How Birth Doulas Help Moms Push Through
Birth is the unknown. That can seem scary to some people, but it’s true. Every birth and every momma is different. Of course, we all know what the end result will be…a baby! But how mommas all get to that end result is a different road. The unknown can also be exciting. The unknown is what many doulas love about their job! Putting together a wonderful birth support team is key in helping a mother to navigate anything and everything that happens during childbirth. Consider adding a doula to your birth team, because she (or he) has been there and done that. A lot. She’s excited with you or helps keep you (and your partner) calm, collected and informed if things get a little ‘hinky’. She often instinctively knows what you need during this emotion-filled time in your life. Her services may even be financially covered by your Flexible Health Spending Account! Score!

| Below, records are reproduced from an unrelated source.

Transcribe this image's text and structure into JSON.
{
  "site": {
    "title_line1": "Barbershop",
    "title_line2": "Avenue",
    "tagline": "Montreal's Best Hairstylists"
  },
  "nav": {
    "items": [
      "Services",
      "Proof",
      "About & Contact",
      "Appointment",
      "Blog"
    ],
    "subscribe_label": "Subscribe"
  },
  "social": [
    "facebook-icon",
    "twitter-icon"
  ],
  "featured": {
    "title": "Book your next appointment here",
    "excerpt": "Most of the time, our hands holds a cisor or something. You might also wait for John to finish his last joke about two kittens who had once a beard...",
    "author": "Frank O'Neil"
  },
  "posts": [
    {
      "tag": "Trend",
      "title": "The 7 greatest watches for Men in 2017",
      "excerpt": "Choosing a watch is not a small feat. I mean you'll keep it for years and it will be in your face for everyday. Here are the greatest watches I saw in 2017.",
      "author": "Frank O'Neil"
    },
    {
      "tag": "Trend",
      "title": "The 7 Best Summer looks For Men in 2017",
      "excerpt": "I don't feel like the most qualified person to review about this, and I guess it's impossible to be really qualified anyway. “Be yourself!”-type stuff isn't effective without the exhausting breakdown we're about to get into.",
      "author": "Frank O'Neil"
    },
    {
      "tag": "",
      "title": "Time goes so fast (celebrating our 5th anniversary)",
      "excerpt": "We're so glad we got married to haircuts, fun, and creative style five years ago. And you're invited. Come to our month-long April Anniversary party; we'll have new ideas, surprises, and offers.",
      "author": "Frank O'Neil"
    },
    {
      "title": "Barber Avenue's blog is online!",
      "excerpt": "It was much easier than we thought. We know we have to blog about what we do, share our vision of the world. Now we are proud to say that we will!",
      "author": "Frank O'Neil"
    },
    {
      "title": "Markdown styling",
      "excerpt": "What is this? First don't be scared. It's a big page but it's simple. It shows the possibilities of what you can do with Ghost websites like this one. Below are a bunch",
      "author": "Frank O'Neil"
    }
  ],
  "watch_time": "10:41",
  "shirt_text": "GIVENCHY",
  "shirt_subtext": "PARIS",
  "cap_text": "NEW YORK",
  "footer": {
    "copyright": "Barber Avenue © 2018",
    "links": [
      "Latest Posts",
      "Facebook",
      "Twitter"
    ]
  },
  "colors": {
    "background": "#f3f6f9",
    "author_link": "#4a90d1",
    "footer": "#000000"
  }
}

Birth doulas, also known as labor doulas, work with you prior to having the baby so she can learn how to best support you and your partner during the labor. Doulas work with all types of families desiring all types of births – from planned cesareans in the hospital to non-medicated homebirths, women who want an epidural or other pain medications to women who definitely do not. Depending on what your birth wishes are, your doula has lots of local resources for you to help you along the way during your pregnancy and even after the baby is born. We’ll hook you up with some great pre-natal massage therapists, chiropractors, yoga instructors, mommy groups, placenta encapsulators, postpartum doulas and more!
One of a birth doula’s main responsibilities is to offer continuous support! That’s right – no shift change, no other patients to worry about, and no charting to handle. The focus is helping to make you, the mother, as comfortable as possible and to assist you and your partner to learn how to advocate for yourselves. In a 2013 study from Evidence Based Birth, with more than 15K participants, the best birth results occurred when women had continuous labor support from a doula. In other words, just having a doula present in the room contributed to an overall 34% decrease in the risk of being dissatisfied with the birth experience.
I’ve heard countless moms tell me they felt pressured or overwhelmed in the moment when it came to making a decision about the course of their care during labor. Doulas work to change that dynamic. They work to eliminate the rush, the fear, the pressure and oppositely create serenity. Serenity might sound like an oxy-moron when in labor, but doulas help you accept the process and truly know what’s happening so you feel more at ease. We. Get. You. Doulas do this by offering unbiased evidence-based information, various comfort and support measures, by reassuring you of the birth process, and by striving to facilitate clear communication between you and your care providers. It’s important to mention that the doula works alongside the healthcare team. A doula should not advise a mother to go against what a provider has said or offer her own opinion about a procedure. Instead, she will help you clarify all available options, risks and benefits and typically encourage the providers to give you a moment to process. Bottom line: You and your partner feel comfortable with the actions and procedures that are happening given your unique birth circumstances.
Having the presence of a doula shows a 28% decrease in the risk of C-section. Whether the baby is in an incorrect position, a mother is tired or has an emotional block…or a plethora of other reasons a cesarean is suggested, the doula not only helps you to explore all of your options, but is often skilled in many relaxation, breathing, movement and positioning techniques that can encourage the baby to settle into a more favorable birthing position. A doula helps you work through your emotions and aims to reinvigorate you to literally push through. She’s your cheerleader. She provides reassurance and praise through it all.
A doula does not, however, take the place of your partner. As previously mentioned, a doula is only a part of your birth support team. Each person plays an important role in the success of your birth. As with healthcare providers, doulas work alongside your partner, too. Specific maternal support is discussed prenatally so everyone’s roles are well-defined ahead of time. Doulas will offer your partner a break, look out for their well-being and give them tasks or strategies to help comfort you, if desired. To learn more about how partners and doulas work together, check out this article.
For more information about doulas or the next Doula Information Session date, visit www.baybeebirthservices.com or contact Jenny Bare, MPH, CLD, CHES at firstname.lastname@example.org.